Southeastern Section - 63rd Annual Meeting (10–11 April 2014)

Paper No. 4
Presentation Time: 8:00 AM-12:00 PM


SCHULTZ, Kyle S. and NUSBAUM, Robert L., Geology and Environmental Geosciences, College of Charleston, 66 George St, Charleston, SC 29424,

The Charleston area was a phosphate mining district up until the early 20th century. The phosphorites themselves are largely uncharacterized. The phosphorites in this area range in color from light brown/tan to dark grey/black, herein referred to as Type 1 and Type 2, respectively. This study focuses on the origin and character of eight cobble to small boulder sized phosphorite nodules and rounded clasts collected from four younger Pleistocene fluvial sand locations.

All phosphorites samples studied are cemented with cryptocrystalline dark phosphate identified as collophane. Type 1 samples displayed a higher content of clay-sized minerals and carbonates, while Type 2 samples were higher in silica with angular quartz clasts. While both shared similar fossil content, Type 2 phosphorite had fewer fossils and less carbonate.

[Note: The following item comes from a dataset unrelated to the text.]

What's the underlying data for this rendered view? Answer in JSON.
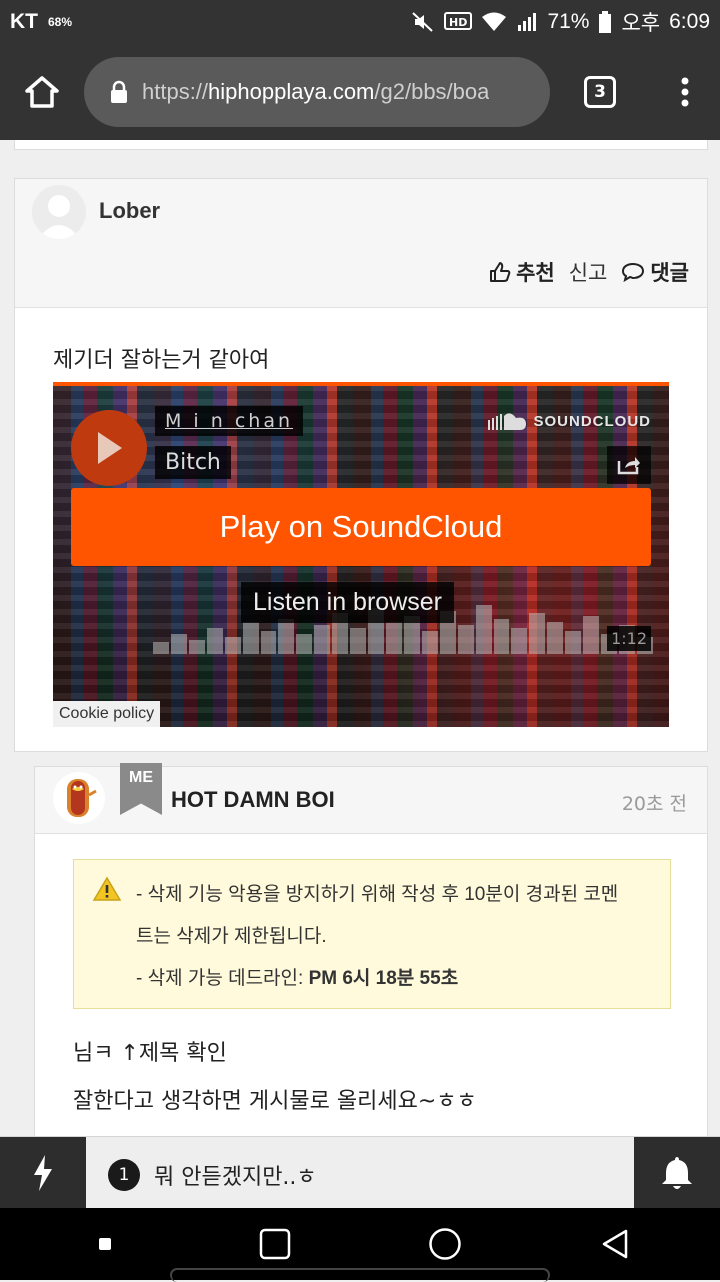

Semi-quantitative SEM chemical analyses were hindered by pervasive Ca-phosphate cement. Thus, the cement was removed with a 6-molar nitric acid treatment in order to analyze the residual mineral constituents. The results produced a number of accessory mineral constituents which proved to be useful for provenance analysis, including zircon, ilmenite, pyrite, hematite, monazite, and allanite. The presence of zircon, allanite, and possibly monazite suggest a granitic source rock for most samples. Abundant clay minerals identified using reflectance spectroscopy include kaolinite with minor kaolinite-smectite mixtures.

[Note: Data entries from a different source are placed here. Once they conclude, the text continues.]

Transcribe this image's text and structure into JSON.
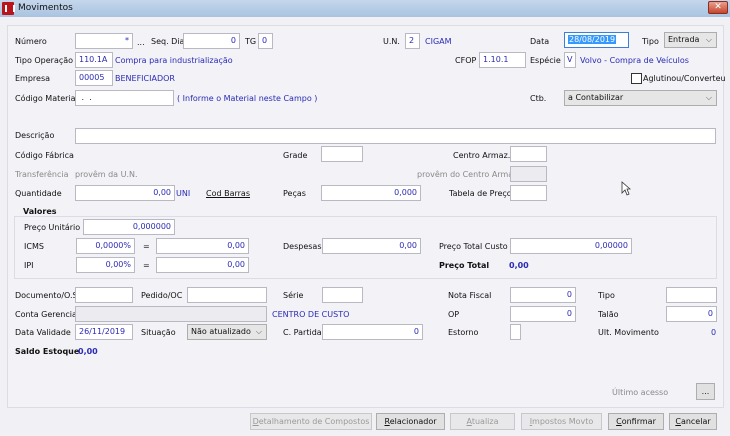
{
  "window": {
    "title": "Movimentos",
    "close": "✕"
  },
  "header": {
    "numero_label": "Número",
    "numero_value": "*",
    "numero_lookup": "...",
    "seq_dia_label": "Seq. Dia",
    "seq_dia_value": "0",
    "tg_label": "TG",
    "tg_value": "0",
    "un_label": "U.N.",
    "un_value": "2",
    "un_name": "CIGAM",
    "data_label": "Data",
    "data_value": "28/08/2019",
    "tipo_label": "Tipo",
    "tipo_value": "Entrada",
    "tipo_operacao_label": "Tipo Operação",
    "tipo_operacao_value": "110.1A",
    "tipo_operacao_desc": "Compra para industrialização",
    "cfop_label": "CFOP",
    "cfop_value": "1.10.1",
    "especie_label": "Espécie",
    "especie_value": "V",
    "especie_desc": "Volvo - Compra de Veículos",
    "empresa_label": "Empresa",
    "empresa_value": "00005",
    "empresa_name": "BENEFICIADOR",
    "aglutinou_label": "Aglutinou/Converteu",
    "codigo_material_label": "Código Material",
    "codigo_material_value": " .  .",
    "codigo_material_hint": "( Informe o Material neste Campo )",
    "ctb_label": "Ctb.",
    "ctb_value": "a Contabilizar"
  },
  "item": {
    "descricao_label": "Descrição",
    "codigo_fabrica_label": "Código Fábrica",
    "grade_label": "Grade",
    "centro_armaz_label": "Centro Armaz.",
    "transferencia_label": "Transferência",
    "provem_un": "provêm da U.N.",
    "provem_centro": "provêm do Centro Armaz",
    "quantidade_label": "Quantidade",
    "quantidade_value": "0,00",
    "unidade": "UNI",
    "cod_barras": "Cod Barras",
    "pecas_label": "Peças",
    "pecas_value": "0,000",
    "tabela_preco_label": "Tabela de Preço"
  },
  "valores": {
    "title": "Valores",
    "preco_unitario_label": "Preço Unitário",
    "preco_unitario_value": "0,000000",
    "icms_label": "ICMS",
    "icms_pct": "0,0000%",
    "icms_value": "0,00",
    "ipi_label": "IPI",
    "ipi_pct": "0,00%",
    "ipi_value": "0,00",
    "equals": "=",
    "despesas_label": "Despesas",
    "despesas_value": "0,00",
    "preco_total_custo_label": "Preço Total Custo",
    "preco_total_custo_value": "0,00000",
    "preco_total_label": "Preço Total",
    "preco_total_value": "0,00"
  },
  "bottom": {
    "documento_label": "Documento/O.S",
    "pedido_label": "Pedido/OC",
    "serie_label": "Série",
    "nota_fiscal_label": "Nota Fiscal",
    "nota_fiscal_value": "0",
    "tipo_label": "Tipo",
    "conta_gerencial_label": "Conta Gerencial",
    "centro_custo": "CENTRO DE CUSTO",
    "op_label": "OP",
    "op_value": "0",
    "talao_label": "Talão",
    "talao_value": "0",
    "data_validade_label": "Data Validade",
    "data_validade_value": "26/11/2019",
    "situacao_label": "Situação",
    "situacao_value": "Não atualizado",
    "c_partida_label": "C. Partida",
    "c_partida_value": "0",
    "estorno_label": "Estorno",
    "ult_movimento_label": "Ult. Movimento",
    "ult_movimento_value": "0",
    "saldo_estoque_label": "Saldo Estoque",
    "saldo_estoque_value": "0,00",
    "ultimo_acesso_label": "Último acesso",
    "ultimo_acesso_button": "..."
  },
  "buttons": {
    "detalhamento": "Detalhamento de Compostos",
    "relacionador": "Relacionador",
    "atualiza": "Atualiza",
    "impostos": "Impostos Movto",
    "confirmar": "Confirmar",
    "cancelar": "Cancelar"
  }
}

These samples indicate some reworking of originally marine phosphorite (Paleogene) with terrestrial input indicated by the angular clasts. The presence of zircon and allanite with monazite is consistent with granitic sources as well. The samples also display replacement of carbonate primarily with phosphate and in at least one case hematite, which is seen in the fossils.

Clay mineralogy, quartz and accessory minerals (e.g., zircon) are consistent with a Piedmont provenance, followed by multiple episodes of Ca-phosphate cementation. Based on our analyses, it appears that clasts in Type 1 and Type 2 phosphorite have slightly different histories, with greater terrestrial input for Type 2 samples.